Chat Grows Up
The utility industry is in a state of customer service transformation. Many utilities are being forced to reassess their customer service options as they learn to manage the volumes of new smart meter data, while at the same time, responding to customer inquiries about all of the changes. A TELUS-sponsored IDC Energy Insights report published last year found 35 percent of utility respondents were already noting an increase in customer call volume, while eight out of 10 utilities said they expect call volume to increase in the coming years. The changing energy landscape is deﬁnitely having an impact on utilities’ ability to manage and communicate with their customers.
Telephone agents are not the same as chat agents. Properly implemented, online chat can maintain the ‘human element.’

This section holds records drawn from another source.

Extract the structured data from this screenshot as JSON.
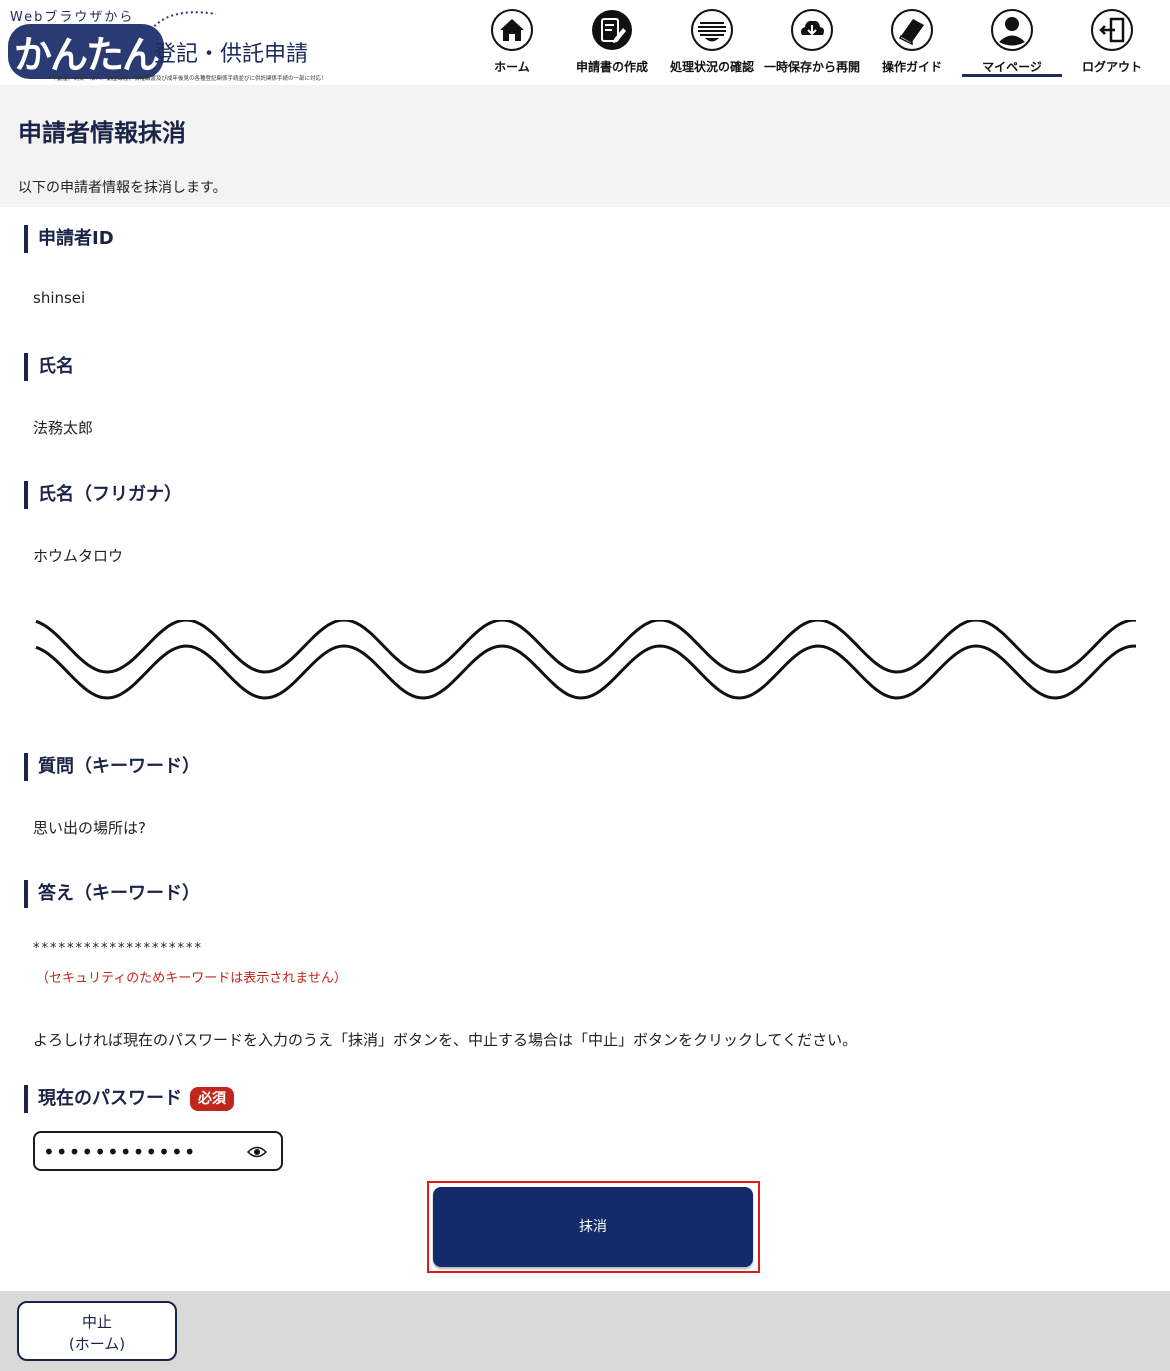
{
  "header": {
    "logo_top": "Webブラウザから",
    "logo_main": "かんたん",
    "logo_sub": "登記・供託申請",
    "logo_note": "「不動産、商業・法人、動産譲渡、債権譲渡及び成年後見の各種登記関係手続並びに供託関係手続の一部に対応！"
  },
  "nav": {
    "items": [
      {
        "label": "ホーム",
        "icon": "home-icon"
      },
      {
        "label": "申請書の作成",
        "icon": "edit-document-icon"
      },
      {
        "label": "処理状況の確認",
        "icon": "status-list-icon"
      },
      {
        "label": "一時保存から再開",
        "icon": "cloud-download-icon"
      },
      {
        "label": "操作ガイド",
        "icon": "guide-book-icon"
      },
      {
        "label": "マイページ",
        "icon": "user-icon",
        "active": true
      },
      {
        "label": "ログアウト",
        "icon": "logout-icon"
      }
    ]
  },
  "page": {
    "title": "申請者情報抹消",
    "description": "以下の申請者情報を抹消します。"
  },
  "fields": {
    "applicant_id": {
      "label": "申請者ID",
      "value": "shinsei"
    },
    "name": {
      "label": "氏名",
      "value": "法務太郎"
    },
    "name_kana": {
      "label": "氏名（フリガナ）",
      "value": "ホウムタロウ"
    },
    "question": {
      "label": "質問（キーワード）",
      "value": "思い出の場所は?"
    },
    "answer": {
      "label": "答え（キーワード）",
      "value": "********************",
      "note": "（セキュリティのためキーワードは表示されません）"
    }
  },
  "instruction": "よろしければ現在のパスワードを入力のうえ「抹消」ボタンを、中止する場合は「中止」ボタンをクリックしてください。",
  "password": {
    "label": "現在のパスワード",
    "required_badge": "必須",
    "value": "••••••••••••"
  },
  "buttons": {
    "delete": "抹消",
    "cancel_line1": "中止",
    "cancel_line2": "(ホーム)"
  },
  "colors": {
    "navy": "#152a6b",
    "heading": "#1b2447",
    "required": "#c0261b",
    "highlight_frame": "#e01a1a"
  }
}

In the past, utilities have been able to manage customer service demands internally using in-bound phone support or paper correspondence — mainly the bill insert. The new energy economy is changing the customer-utility relationship, forcing customer service models to evolve. This offers a signiﬁcant opportunity for proactive utilities to get ahead of the curve by effectively implementing new and complementary customer support models in the contact center.

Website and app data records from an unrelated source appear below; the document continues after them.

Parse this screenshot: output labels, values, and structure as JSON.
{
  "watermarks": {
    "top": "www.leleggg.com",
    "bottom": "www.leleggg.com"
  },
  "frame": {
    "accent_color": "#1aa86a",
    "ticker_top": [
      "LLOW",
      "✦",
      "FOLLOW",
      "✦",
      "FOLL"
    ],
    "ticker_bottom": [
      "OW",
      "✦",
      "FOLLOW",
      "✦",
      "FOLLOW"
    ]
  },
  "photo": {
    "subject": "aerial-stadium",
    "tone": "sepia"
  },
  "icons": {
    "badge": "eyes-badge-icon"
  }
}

With more and more consumers moving their conversations and business interactions to the web, online chat is emerging as a popular customer service channel. Online chat involves live, real-time two-way text communication over the Internet. Some online chat platforms are reactive, requiring the user to actively click a button on the host’s website to “chat with us”. Others are proactive, asking visitors to engage with a chat agent usually in the form of a pop-up window. With the need for utilities to better engage and educate their customers, the reasons for utilities to consider implementing online chat are compelling.
To start, online chat is growing, especially among younger consumers. A 2009 Forrester report states that one-ﬁfth of both Gen Y and Gen X consumers located and engaged in online chat when they visited a company’s website. A growing number of ﬁrst time users also recognize its advantages. According to an ATG Global Consumer Trends study, 90 per cent of U.S. consumers ranked click to chat as “useful to extremely useful”, and a 2010 Bold Software survey found 77 per cent of chatters agreed the technology positively inﬂuenced their attitudes about the company. By adding online chat to the customer service mix, utilities have a great opportunity to provide customer support in a preferred communications channel of their customers.
According to the TELUS-sponsored IDC Energy Insights report, only 60 per cent of utilities reported having a web portal that customers could access for service, and only 10 per cent of utility respondents surveyed said they had implemented live chat. And utilities are not alone. Even with growing consumer preference, impressive ROI, and often very high customer satisfaction scores over other support channels like phone, online chat remains an underdeveloped channel. Another study commissioned by TELUS International earlier this year, examined the best practices for online chat sales of six Fortune 500 customer service leaders as selected by their